My sleep is most commonly interrupted by either peripheral neuropathy or deep increasing limb pain, accompanied by growing malaise that breaks through all the levels of sleep to wake me. This type of untimely alarm often cuts my sleep in half and contributes over several days to accumulated sleep deprivation, a major cause of my fatigue.

I have a few readily available sleep strategies to deploy against lupus pain:

1. Prayer on my pillow, asking God to help me rest and sleep, and focusing on worship to take my mind off myself and my pain, seeking peace that only God can give. Sometimes I can successfully slip back into sleep while praying.

2. Taking over-the-counter analgesics such as Tylenol to cut the pain enough to permit sleep, sometimes effective but often not enough to do the job.

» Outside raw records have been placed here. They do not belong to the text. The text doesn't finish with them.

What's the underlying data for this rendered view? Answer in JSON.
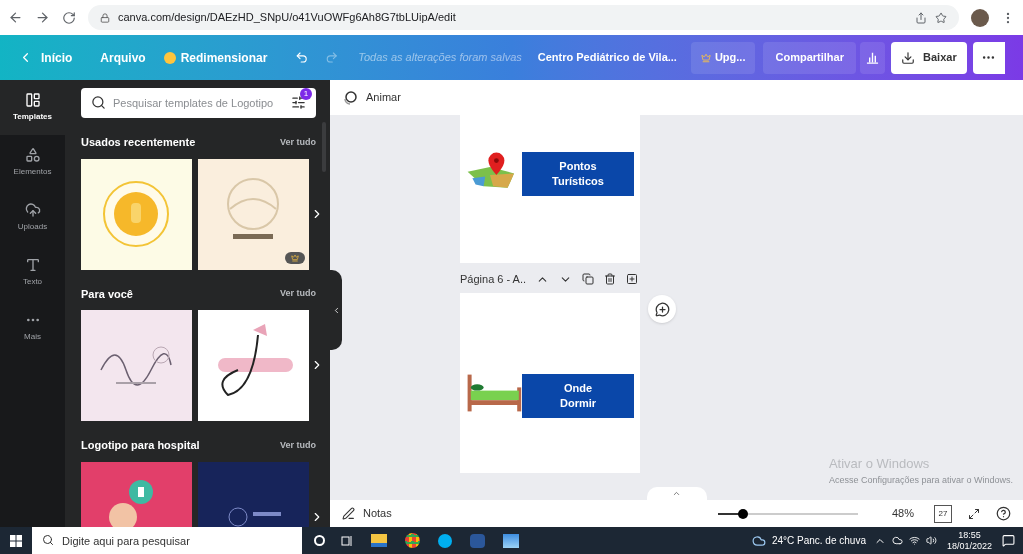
{
  "browser": {
    "url": "canva.com/design/DAEzHD_SNpU/o41VuOWFg6Ah8G7tbLUipA/edit"
  },
  "toolbar": {
    "home": "Início",
    "file": "Arquivo",
    "resize": "Redimensionar",
    "save_status": "Todas as alterações foram salvas",
    "design_title": "Centro Pediátrico de Vila...",
    "upgrade": "Upg...",
    "share": "Compartilhar",
    "download": "Baixar"
  },
  "rail": [
    {
      "label": "Templates",
      "selected": true
    },
    {
      "label": "Elementos",
      "selected": false
    },
    {
      "label": "Uploads",
      "selected": false
    },
    {
      "label": "Texto",
      "selected": false
    },
    {
      "label": "Mais",
      "selected": false
    }
  ],
  "panel": {
    "search_placeholder": "Pesquisar templates de Logotipo",
    "filter_badge": "1",
    "sections": [
      {
        "title": "Usados recentemente",
        "link": "Ver tudo",
        "thumbs": [
          {
            "kind": "picture",
            "premium": false
          },
          {
            "kind": "picture",
            "premium": true
          }
        ]
      },
      {
        "title": "Para você",
        "link": "Ver tudo",
        "thumbs": [
          {
            "kind": "picture",
            "premium": false
          },
          {
            "kind": "picture",
            "premium": false
          }
        ]
      },
      {
        "title": "Logotipo para hospital",
        "link": "Ver tudo",
        "thumbs": [
          {
            "kind": "picture"
          },
          {
            "kind": "picture"
          }
        ]
      }
    ]
  },
  "canvas": {
    "animate": "Animar",
    "pages": [
      {
        "kind": "map",
        "label": "Pontos\nTurísticos"
      },
      {
        "header": "Página 6 - A..",
        "kind": "bed",
        "label": "Onde\nDormir"
      }
    ]
  },
  "os_notice": {
    "title": "Ativar o Windows",
    "subtitle": "Acesse Configurações para ativar o Windows."
  },
  "footer": {
    "notes": "Notas",
    "zoom": {
      "level": 0.18,
      "reading": "48%"
    },
    "page_count": "27"
  },
  "taskbar": {
    "search_placeholder": "Digite aqui para pesquisar",
    "weather": "24°C Panc. de chuva",
    "time": "18:55",
    "date": "18/01/2022"
  }
}
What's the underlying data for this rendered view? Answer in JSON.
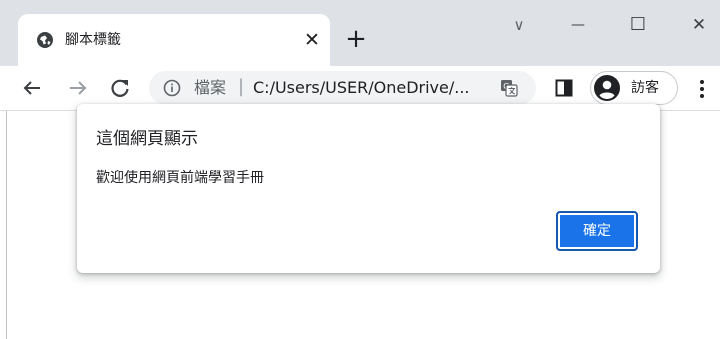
{
  "tab": {
    "title": "腳本標籤",
    "close_glyph": "✕",
    "favicon": "globe-icon"
  },
  "new_tab_glyph": "+",
  "window_controls": {
    "tab_search_glyph": "∨",
    "minimize_glyph": "—",
    "maximize_glyph": "☐",
    "close_glyph": "✕"
  },
  "toolbar": {
    "back_icon": "back-arrow-icon",
    "forward_icon": "forward-arrow-icon",
    "reload_icon": "reload-icon",
    "omnibox": {
      "info_icon": "info-icon",
      "label": "檔案",
      "separator": "|",
      "url": "C:/Users/USER/OneDrive/..."
    },
    "translate_icon": "translate-icon",
    "side_panel_icon": "side-panel-icon",
    "profile": {
      "label": "訪客",
      "icon": "guest-avatar-icon"
    },
    "menu_icon": "kebab-menu-icon"
  },
  "dialog": {
    "title": "這個網頁顯示",
    "message": "歡迎使用網頁前端學習手冊",
    "ok_label": "確定"
  },
  "colors": {
    "tabstrip_bg": "#dee1e6",
    "omnibox_bg": "#f1f3f4",
    "accent": "#1a73e8"
  }
}
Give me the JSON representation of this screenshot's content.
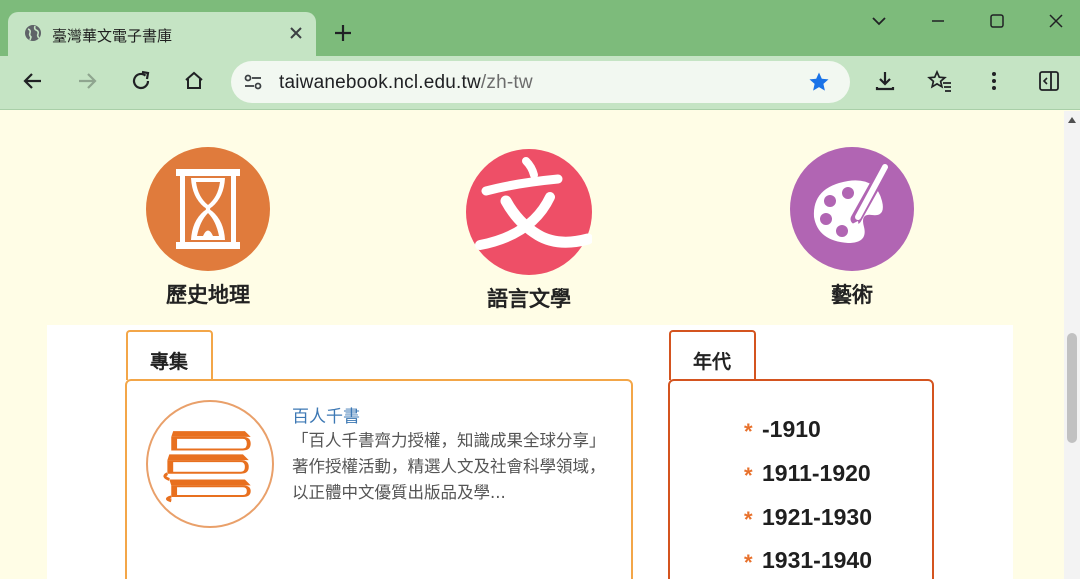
{
  "browser": {
    "tab_title": "臺灣華文電子書庫",
    "url_host": "taiwanebook.ncl.edu.tw",
    "url_path": "/zh-tw"
  },
  "categories": [
    {
      "label": "歷史地理",
      "icon": "hourglass-icon",
      "color": "#e07b3c"
    },
    {
      "label": "語言文學",
      "icon": "wen-character-icon",
      "color": "#ee4f67"
    },
    {
      "label": "藝術",
      "icon": "palette-icon",
      "color": "#b165b3"
    }
  ],
  "collection": {
    "tab_label": "專集",
    "border_color": "#f3a648",
    "item_title": "百人千書",
    "item_description": "「百人千書齊力授權，知識成果全球分享」著作授權活動，精選人文及社會科學領域，以正體中文優質出版品及學..."
  },
  "era": {
    "tab_label": "年代",
    "border_color": "#d4541f",
    "decades": [
      "-1910",
      "1911-1920",
      "1921-1930",
      "1931-1940"
    ]
  }
}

3. Increasing natural levels of L-tryptophan by combining warm milk and honey with decaf tea as a middle of the night latte.

4. Exercising with midnight yoga or stationary cycle to increase circulation and alter my metabolism. Exercise can help interrupt pain and raise endorphin levels to naturally reduce the perception of pain. Although exercise may make it hard to get back to sleep, it can help interrupt or greatly reduce my pain.

5. Taking a hot bath or shower to relax and lower the pain perception sometimes helps.  Warm water can be a soothing comfort, and is especially effective at lifting overwhelming malaise while partially relieving pain. Sometimes, I can even fall asleep in a bath. If I set a timer I can keep from waking up a couple of hours later in a cold tub of water. Often, a warm bath gives enough pain relief to allow me to relax and slip back between the sheets for a little more sleep.

Sleep techniques for lupus pain

6. Taking stronger pain medications or narcotics will usually overpower the pain and allow sleep.  Strong pain killers are a bad idea when there is inadequate time for the medications to wear off before I have to leave in the morning. Driving with drug induced (or any known cause of) mental impairment could be a dangerous crime!

I have not yet asked my doctor for sleep aid medications, but may soon. Nonetheless, usually, one of the approaches above helps address my great need for sleep.

Catching the Cat… Nap

Catching the Cat Nap

When fatigue is overwhelming, and lasts for days or weeks at a stretch, another simple approach to get more sleep is to catch a cat nap in to middle of the day. Cat naps can make a huge deposit into my sleep account and cut the size of my overall sleep deficit. The sleep experts explain that it takes much less time to correct a sleep deficit than it does to acquire sleep deprivation. A few days of adequate rest in a row can completely erase a long-standing sleep deficit.

Usually, the only days I can steal time for a cat naps are Saturdays and Sundays, or days I stay home sick or telecommute. It is often hard to chisel out the time to cat nap. On days when I am home spending precious time with family, taking time out to sleep in the middle of the day can seem like an intrusion into quality time with loved ones. I am grateful that my husband is often the one who first observes and identifies my extreme fatigue, and encourages me to get strategic cat naps. He constantly encourages me to get enough sleep.

Getting enough sleep can greatly contribute to my overall health with lupus. A tired body is less effective modulating immune responses, and is more susceptible to the effects of lupus. Sufficient rest can provide greater strength to face the adventures and daily challenges of lupus.

I think I’ll go catch some Z’s!


%d bloggers like this: